---------- Dataset excerpts ----------

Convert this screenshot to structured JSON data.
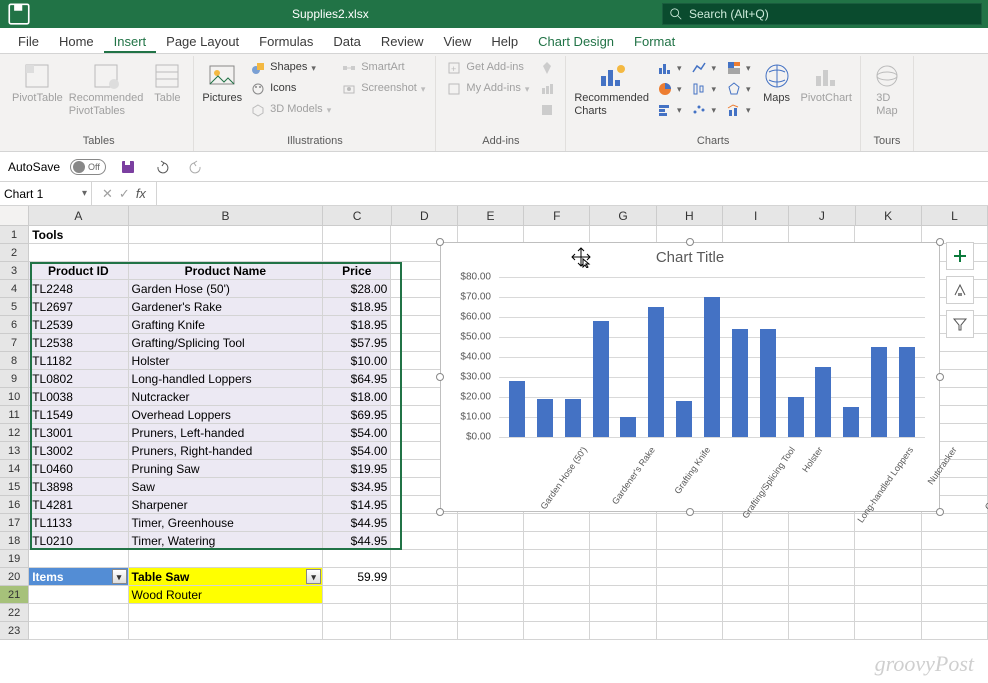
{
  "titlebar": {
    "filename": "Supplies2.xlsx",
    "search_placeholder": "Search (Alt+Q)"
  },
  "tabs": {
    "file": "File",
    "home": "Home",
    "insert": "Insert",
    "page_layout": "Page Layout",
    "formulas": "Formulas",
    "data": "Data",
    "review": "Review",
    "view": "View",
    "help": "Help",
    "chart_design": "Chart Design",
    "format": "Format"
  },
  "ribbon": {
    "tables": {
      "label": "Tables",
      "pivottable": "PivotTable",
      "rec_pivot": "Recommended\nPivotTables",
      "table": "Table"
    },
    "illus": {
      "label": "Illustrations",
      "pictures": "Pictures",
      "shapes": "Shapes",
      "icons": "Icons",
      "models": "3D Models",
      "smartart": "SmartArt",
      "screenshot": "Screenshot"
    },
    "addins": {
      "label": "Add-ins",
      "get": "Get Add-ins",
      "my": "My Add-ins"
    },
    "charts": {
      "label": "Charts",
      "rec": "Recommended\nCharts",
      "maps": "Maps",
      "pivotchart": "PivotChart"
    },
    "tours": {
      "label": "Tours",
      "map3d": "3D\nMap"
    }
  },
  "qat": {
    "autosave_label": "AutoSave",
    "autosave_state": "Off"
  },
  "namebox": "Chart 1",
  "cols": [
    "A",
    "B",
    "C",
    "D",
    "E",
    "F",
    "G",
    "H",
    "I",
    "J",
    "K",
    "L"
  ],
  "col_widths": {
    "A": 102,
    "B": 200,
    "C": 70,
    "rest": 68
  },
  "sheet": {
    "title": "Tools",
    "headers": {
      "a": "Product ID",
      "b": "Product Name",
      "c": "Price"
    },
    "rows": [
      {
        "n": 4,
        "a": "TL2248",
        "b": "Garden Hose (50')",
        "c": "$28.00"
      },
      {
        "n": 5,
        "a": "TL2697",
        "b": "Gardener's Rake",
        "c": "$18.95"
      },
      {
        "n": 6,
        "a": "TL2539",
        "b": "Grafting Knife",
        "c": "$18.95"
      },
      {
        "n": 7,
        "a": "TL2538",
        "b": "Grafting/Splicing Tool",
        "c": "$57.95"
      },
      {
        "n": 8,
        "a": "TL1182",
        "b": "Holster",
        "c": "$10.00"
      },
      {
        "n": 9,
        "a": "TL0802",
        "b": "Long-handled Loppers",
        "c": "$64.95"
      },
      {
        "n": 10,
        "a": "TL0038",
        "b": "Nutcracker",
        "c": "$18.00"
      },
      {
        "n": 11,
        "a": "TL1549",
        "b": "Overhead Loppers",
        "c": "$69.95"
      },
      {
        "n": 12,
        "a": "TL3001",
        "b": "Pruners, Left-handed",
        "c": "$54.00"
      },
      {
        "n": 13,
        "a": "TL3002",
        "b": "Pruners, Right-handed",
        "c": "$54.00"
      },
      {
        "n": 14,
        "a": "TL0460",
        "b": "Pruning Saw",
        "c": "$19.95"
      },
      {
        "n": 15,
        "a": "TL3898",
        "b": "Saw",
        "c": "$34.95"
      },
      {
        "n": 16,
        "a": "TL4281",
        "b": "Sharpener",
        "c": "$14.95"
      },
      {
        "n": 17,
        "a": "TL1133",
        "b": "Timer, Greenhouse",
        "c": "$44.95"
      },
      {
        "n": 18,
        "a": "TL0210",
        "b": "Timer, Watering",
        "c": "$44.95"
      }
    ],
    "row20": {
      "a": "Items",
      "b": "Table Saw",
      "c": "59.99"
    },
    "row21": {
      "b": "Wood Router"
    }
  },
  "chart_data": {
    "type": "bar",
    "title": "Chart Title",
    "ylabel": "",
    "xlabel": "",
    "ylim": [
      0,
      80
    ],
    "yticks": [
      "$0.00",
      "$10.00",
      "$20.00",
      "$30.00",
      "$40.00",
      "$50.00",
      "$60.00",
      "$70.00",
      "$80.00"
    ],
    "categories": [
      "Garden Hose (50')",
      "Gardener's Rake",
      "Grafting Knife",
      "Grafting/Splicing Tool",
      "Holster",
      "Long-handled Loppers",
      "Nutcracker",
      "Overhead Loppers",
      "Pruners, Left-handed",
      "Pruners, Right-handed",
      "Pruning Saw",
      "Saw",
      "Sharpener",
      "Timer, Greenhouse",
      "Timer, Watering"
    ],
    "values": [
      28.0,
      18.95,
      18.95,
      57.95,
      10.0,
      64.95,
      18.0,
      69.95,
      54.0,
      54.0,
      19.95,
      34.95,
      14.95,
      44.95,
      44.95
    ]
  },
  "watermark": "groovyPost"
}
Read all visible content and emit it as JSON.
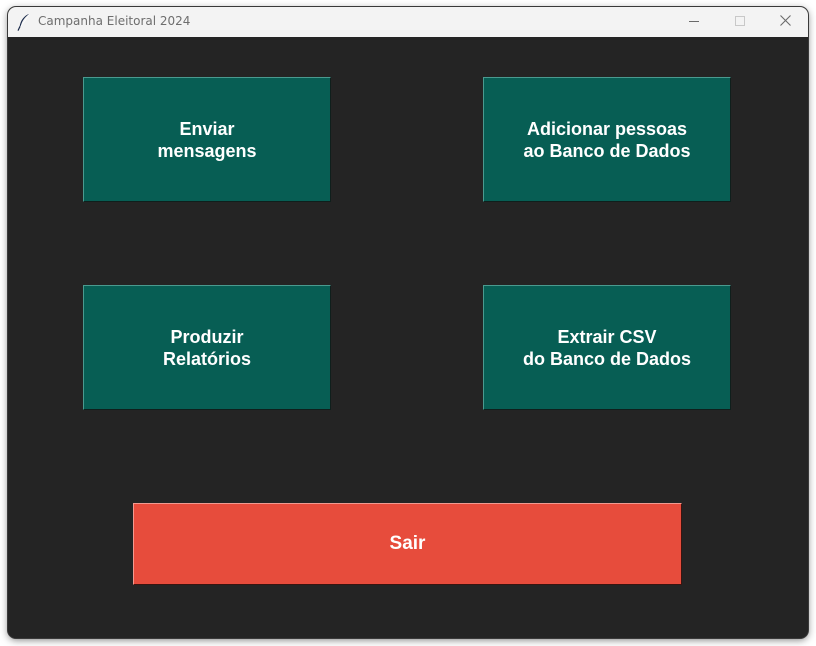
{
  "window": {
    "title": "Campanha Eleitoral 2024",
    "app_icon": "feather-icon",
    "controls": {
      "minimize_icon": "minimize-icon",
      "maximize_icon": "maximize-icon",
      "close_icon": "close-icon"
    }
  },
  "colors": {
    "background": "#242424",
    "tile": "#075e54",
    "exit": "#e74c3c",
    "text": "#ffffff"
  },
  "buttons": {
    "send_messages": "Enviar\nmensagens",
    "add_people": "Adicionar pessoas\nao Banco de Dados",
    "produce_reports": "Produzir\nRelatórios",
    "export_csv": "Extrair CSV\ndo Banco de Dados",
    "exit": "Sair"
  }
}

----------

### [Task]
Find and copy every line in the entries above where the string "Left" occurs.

### [Answer space]
        "b": "Pruners, Left-handed",
      "Pruners, Left-handed",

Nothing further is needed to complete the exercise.